My primary work on the Engineering 89/90 team responsible for the electric powertrain of the 2016 DFR car has been on the accumulator — the electrical energy storage device for the vehicle. I’ve spent a lot of time looking for the right battery cell. Even though I had prior experience with battery cells, it’s been a very difficult task! Balancing the energy density with the power density of a cell demands a keen understanding of the overall strategy for the electric powertrain…are we willing to accept more weight in order to gain more power output from the accumulator? Design risks (i.e., risks to functionality and timeline) are were a major factor in the battery pack design. How difficult is it to weld together many small cylindrical cells? How can we circumvent the significant design challenge that is building a battery pack with mechanically unprotected pouch cells? All these considerations, in conjunction with the significant challenge of sourcing viable lithium ion cells from non-OEM suppliers, slowed the process of cell selection (and battery architecture choice), but then, just in the nick of time, we found a prismatic li-ion cell that is perfect for our car!
The cell we’ve chosen is highly power-dense and reasonably energy dense (extremely energy dense in comparison to other prismatic cells, at 104 Wh/kg) and comes from a Florida supplier called Lithionics. We are extremely excited by the level of safety and stability (especially when we are talking about lithium ion chemistry) that the cell affords us. That high level of safety is right in line with the “professionally constructed” component of our team’s 2016 vision. The cells are en route and pack design iterations are underway, and right after Christmas, the mad rush to construct the battery pack will begin!
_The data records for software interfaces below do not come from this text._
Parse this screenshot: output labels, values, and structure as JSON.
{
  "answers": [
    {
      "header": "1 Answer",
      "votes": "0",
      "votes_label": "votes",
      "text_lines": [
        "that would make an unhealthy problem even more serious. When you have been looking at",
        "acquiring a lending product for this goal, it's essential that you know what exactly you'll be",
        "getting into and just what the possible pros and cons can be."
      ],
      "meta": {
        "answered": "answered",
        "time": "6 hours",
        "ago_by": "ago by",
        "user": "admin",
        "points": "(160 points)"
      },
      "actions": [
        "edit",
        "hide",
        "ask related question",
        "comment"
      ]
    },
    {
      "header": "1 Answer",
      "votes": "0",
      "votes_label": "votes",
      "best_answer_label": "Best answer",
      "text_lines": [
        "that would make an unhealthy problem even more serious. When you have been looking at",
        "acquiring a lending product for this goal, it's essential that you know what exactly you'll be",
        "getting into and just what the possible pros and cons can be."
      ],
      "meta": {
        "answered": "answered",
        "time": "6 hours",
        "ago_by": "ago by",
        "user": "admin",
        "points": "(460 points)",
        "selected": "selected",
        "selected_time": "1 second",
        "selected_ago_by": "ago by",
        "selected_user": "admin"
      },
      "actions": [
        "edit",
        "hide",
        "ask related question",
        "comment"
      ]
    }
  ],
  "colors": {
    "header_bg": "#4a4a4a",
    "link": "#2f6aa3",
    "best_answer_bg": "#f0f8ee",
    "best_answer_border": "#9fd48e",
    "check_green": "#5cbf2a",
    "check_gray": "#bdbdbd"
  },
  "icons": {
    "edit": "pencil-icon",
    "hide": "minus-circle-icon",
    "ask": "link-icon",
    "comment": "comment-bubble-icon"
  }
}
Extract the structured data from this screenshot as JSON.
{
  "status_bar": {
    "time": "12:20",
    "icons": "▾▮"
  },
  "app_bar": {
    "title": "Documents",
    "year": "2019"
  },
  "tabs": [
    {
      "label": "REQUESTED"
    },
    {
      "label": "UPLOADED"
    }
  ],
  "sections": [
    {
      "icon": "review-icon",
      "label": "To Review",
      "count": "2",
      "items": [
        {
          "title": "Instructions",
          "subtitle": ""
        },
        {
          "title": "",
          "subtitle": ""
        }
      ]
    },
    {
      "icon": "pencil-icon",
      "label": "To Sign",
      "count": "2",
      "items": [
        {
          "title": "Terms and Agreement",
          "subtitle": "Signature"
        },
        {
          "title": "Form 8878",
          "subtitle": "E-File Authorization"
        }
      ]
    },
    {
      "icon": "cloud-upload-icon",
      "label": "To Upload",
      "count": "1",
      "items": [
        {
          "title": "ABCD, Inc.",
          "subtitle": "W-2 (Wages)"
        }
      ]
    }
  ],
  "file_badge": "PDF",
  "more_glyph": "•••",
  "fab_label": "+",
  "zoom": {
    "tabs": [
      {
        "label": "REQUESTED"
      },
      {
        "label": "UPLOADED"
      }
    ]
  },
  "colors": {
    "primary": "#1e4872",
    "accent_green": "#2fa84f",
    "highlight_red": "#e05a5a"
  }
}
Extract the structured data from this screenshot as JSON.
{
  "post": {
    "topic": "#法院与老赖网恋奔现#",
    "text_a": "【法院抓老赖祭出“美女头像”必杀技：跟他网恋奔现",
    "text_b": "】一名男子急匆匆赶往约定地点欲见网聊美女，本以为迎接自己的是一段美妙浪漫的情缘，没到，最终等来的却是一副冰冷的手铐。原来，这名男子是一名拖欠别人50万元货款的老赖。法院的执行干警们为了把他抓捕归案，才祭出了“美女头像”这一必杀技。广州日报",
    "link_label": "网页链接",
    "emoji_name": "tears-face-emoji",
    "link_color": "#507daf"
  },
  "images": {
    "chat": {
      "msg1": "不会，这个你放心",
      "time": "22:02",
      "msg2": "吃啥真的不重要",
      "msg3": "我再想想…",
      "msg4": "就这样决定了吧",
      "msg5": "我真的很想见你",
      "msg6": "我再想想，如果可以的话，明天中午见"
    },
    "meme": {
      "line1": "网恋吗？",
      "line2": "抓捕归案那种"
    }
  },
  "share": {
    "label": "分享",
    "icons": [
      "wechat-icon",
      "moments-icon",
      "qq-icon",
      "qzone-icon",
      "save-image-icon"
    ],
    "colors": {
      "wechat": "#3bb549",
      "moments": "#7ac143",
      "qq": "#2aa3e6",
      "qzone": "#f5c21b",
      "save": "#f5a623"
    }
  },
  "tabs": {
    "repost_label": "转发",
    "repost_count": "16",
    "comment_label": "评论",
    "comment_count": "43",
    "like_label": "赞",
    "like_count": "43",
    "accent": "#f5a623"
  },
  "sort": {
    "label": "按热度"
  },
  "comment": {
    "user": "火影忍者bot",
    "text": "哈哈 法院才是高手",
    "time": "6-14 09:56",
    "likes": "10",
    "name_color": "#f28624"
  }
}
Wish us luck, because without a battery, we cannot store the electricity we need to spin our motor and drive this car (hopefully down Victory Lane come May 2016).
Ben Parker ’16
Primary Accumulator Designer